Thanks for your note, that is definitely reassuring. I am thinking that I need to go to Sunday school with them, which I guess will involve slipping in and out so I can check in on both. I just don't want them to be absorbing stuff as true that they don't even think to bring up. Also I really feel I need to know what is going on in that 3-yr-old room because he's at the point where almost anything is taken as fact, there is no critical or contextual thinking for him yet.
One issue my husband posed in the last argument about this, last spring when I requested a compromise of every other week, was the ethics/morality they teach in Sunday school. I still have not come across research or stats on Sunday school but I am reading the Raising Freethinkers book and there is a quote by Larry Nucci, the director of the Office for Studies in Moral Development at Univ of Illinois:
"Children's understanding of morality is the same whether they're of one religion, another religion or no religion."
Which tells me that as far as the issue of learning morality, going to Sunday school is not a factor. (I already felt that, but I just need the back-up!)
I also understand that at age 3 children have no contextual thinking and that skill increases greatly between the ages of 3 and 5. Which may help me in presenting a case that the 3-yr-old should not go until he's 6.
I'll keep looking, thanks for your comments and pls keep them coming if you have something to add!
Well - there's one way that might convince him... but it's kind of a dirty trick. Get him to admit that Einstein was a great thinker. Then show him this link. Read it first so you know what it says: http://bit.ly/EhhVa

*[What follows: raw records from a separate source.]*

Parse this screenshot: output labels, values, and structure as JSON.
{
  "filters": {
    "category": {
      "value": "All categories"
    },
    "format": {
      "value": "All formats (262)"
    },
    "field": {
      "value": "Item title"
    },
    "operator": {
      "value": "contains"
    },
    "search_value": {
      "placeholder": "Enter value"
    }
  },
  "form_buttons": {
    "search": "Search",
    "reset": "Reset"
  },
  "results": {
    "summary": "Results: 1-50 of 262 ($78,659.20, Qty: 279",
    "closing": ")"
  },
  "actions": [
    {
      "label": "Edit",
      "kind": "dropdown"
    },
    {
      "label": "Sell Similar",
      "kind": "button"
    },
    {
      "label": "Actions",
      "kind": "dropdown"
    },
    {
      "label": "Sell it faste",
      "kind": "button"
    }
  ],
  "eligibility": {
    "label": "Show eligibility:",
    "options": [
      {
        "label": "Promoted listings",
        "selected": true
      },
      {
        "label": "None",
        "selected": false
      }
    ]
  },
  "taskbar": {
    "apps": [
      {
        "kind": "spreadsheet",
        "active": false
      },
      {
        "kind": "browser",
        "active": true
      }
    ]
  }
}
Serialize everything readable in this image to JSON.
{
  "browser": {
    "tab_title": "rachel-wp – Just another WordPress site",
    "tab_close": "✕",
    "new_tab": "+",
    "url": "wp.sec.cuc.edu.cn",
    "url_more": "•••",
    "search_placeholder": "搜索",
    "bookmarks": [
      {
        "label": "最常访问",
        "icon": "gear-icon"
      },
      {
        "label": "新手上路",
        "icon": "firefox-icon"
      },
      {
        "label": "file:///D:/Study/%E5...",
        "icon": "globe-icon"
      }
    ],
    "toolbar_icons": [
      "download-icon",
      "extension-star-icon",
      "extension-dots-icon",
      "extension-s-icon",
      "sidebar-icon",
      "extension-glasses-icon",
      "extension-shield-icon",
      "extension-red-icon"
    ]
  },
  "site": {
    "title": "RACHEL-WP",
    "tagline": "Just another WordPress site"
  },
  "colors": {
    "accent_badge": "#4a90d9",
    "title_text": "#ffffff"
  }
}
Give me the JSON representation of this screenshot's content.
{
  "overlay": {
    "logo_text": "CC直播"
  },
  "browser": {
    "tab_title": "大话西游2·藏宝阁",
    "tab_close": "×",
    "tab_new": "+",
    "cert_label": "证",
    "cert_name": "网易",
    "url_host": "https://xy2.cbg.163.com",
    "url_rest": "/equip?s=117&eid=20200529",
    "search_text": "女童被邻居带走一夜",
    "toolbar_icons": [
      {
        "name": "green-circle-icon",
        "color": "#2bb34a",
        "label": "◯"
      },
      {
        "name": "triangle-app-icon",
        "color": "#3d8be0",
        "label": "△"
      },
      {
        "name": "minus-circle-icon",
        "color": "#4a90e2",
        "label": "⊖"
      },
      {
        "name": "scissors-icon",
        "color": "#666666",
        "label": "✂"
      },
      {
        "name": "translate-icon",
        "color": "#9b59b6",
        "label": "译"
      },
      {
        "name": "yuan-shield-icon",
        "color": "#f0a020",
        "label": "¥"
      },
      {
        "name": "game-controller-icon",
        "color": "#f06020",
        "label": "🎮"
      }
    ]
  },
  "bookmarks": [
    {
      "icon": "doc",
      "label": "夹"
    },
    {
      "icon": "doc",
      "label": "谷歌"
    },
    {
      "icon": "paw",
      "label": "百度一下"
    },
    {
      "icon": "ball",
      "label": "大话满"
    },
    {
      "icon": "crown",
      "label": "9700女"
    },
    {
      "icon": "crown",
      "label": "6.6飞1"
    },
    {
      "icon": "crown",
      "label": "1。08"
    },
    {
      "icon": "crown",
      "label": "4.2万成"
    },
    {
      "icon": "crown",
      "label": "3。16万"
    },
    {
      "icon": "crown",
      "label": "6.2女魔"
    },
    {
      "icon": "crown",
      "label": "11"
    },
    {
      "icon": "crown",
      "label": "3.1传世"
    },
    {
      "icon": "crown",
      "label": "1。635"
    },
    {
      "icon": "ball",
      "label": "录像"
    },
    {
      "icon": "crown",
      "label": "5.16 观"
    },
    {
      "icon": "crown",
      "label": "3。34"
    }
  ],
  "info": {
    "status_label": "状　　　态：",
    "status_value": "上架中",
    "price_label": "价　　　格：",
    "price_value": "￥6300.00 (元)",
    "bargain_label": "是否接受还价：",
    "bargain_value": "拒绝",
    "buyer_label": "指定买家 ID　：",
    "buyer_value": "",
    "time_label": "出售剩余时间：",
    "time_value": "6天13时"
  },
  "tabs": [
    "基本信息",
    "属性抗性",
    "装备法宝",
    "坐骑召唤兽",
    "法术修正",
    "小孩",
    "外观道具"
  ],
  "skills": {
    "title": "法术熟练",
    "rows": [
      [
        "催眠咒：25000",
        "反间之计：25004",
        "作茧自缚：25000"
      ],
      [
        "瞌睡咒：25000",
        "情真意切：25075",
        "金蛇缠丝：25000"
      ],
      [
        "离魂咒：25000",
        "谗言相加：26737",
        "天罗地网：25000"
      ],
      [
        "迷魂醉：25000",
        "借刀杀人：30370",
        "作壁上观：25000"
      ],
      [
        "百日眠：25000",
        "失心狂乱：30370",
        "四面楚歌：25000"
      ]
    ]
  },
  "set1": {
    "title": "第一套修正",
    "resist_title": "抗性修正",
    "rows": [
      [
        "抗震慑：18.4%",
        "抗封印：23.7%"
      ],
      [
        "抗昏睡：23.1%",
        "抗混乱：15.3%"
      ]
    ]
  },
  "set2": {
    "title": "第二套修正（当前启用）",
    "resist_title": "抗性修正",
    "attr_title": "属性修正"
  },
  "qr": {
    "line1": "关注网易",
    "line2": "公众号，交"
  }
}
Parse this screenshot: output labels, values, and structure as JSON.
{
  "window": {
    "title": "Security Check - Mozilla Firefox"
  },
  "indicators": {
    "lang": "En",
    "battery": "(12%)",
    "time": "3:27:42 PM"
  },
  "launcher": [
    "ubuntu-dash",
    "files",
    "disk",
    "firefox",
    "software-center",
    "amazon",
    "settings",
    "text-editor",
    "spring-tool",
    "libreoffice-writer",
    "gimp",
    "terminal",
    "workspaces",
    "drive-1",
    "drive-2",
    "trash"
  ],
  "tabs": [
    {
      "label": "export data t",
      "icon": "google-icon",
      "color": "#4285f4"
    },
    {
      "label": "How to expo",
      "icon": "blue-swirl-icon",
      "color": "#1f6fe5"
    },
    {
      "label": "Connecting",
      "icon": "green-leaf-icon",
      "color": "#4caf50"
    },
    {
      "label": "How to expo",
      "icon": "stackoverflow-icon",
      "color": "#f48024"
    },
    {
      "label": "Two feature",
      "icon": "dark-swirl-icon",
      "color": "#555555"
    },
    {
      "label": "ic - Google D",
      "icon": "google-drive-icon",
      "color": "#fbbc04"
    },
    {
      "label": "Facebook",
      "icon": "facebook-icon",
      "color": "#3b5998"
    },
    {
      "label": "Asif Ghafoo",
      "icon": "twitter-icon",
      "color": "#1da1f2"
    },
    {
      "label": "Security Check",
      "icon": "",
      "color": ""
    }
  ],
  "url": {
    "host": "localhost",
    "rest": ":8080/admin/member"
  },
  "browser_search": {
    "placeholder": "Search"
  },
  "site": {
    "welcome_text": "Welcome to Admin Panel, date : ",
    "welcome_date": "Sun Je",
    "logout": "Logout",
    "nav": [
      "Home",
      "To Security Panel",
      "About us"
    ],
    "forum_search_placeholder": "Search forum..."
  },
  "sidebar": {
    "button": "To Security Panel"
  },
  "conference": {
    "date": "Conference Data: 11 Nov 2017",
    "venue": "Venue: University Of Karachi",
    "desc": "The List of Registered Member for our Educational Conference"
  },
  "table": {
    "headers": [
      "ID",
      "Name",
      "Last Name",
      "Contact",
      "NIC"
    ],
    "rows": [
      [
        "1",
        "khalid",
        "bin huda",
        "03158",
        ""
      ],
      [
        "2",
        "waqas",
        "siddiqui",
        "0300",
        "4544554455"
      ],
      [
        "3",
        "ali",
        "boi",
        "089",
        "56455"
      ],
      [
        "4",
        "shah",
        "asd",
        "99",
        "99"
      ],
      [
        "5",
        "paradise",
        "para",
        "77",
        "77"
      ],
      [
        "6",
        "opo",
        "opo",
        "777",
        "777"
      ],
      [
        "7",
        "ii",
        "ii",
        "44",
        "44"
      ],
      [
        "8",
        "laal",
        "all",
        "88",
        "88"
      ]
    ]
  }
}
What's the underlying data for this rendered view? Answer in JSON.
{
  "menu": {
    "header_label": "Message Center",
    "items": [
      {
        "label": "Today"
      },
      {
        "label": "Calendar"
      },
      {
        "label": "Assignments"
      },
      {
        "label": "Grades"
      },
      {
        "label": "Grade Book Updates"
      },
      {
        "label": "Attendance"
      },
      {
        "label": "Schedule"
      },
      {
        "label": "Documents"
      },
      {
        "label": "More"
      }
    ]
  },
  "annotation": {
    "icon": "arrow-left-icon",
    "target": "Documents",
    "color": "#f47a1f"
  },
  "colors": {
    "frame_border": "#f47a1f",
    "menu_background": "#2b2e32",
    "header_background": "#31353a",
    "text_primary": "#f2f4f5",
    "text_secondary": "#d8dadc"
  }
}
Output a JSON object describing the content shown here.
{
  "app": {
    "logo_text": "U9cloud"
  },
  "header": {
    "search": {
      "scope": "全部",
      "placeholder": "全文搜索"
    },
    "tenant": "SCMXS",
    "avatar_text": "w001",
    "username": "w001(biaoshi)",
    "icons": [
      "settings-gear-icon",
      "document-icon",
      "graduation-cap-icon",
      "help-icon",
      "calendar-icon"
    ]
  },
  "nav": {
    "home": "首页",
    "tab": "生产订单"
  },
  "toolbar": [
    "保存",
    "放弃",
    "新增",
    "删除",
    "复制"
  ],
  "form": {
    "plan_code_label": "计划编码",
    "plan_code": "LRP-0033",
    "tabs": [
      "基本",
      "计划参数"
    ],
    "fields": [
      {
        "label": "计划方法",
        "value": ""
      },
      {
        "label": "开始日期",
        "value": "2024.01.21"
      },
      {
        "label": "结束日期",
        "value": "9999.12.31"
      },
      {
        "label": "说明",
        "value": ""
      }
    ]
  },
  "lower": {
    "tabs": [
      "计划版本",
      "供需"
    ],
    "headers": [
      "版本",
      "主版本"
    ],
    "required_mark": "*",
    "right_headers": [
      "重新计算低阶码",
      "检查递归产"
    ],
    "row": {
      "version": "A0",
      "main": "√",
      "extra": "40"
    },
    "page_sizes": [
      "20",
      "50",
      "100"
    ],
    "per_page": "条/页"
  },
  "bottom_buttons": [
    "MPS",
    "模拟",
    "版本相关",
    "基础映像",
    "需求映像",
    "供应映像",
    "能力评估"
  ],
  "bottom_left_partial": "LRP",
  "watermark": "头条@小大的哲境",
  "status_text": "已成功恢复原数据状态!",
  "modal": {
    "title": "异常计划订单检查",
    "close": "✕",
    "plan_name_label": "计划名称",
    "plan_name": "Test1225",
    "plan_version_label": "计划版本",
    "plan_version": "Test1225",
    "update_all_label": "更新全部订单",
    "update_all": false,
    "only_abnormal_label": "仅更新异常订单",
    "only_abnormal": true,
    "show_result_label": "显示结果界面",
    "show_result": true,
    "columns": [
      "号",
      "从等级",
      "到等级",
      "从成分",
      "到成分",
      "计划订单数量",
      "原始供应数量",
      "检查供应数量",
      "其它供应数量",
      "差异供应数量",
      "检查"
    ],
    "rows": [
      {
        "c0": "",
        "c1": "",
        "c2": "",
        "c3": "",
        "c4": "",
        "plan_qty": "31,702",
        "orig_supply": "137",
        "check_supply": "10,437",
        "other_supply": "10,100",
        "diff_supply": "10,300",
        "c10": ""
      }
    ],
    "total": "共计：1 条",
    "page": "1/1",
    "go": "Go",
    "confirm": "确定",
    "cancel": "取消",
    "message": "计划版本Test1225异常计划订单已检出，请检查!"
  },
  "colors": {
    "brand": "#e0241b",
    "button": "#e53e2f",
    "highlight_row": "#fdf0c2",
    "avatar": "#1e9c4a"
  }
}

@CA - I really don't think that highly of Austin Cline - I find him a bit sanctimonious and self serving, and I'm on the verge of canceling my subscription to his newsletter, but those Einsteinian quotations were great, and I WILL steal them!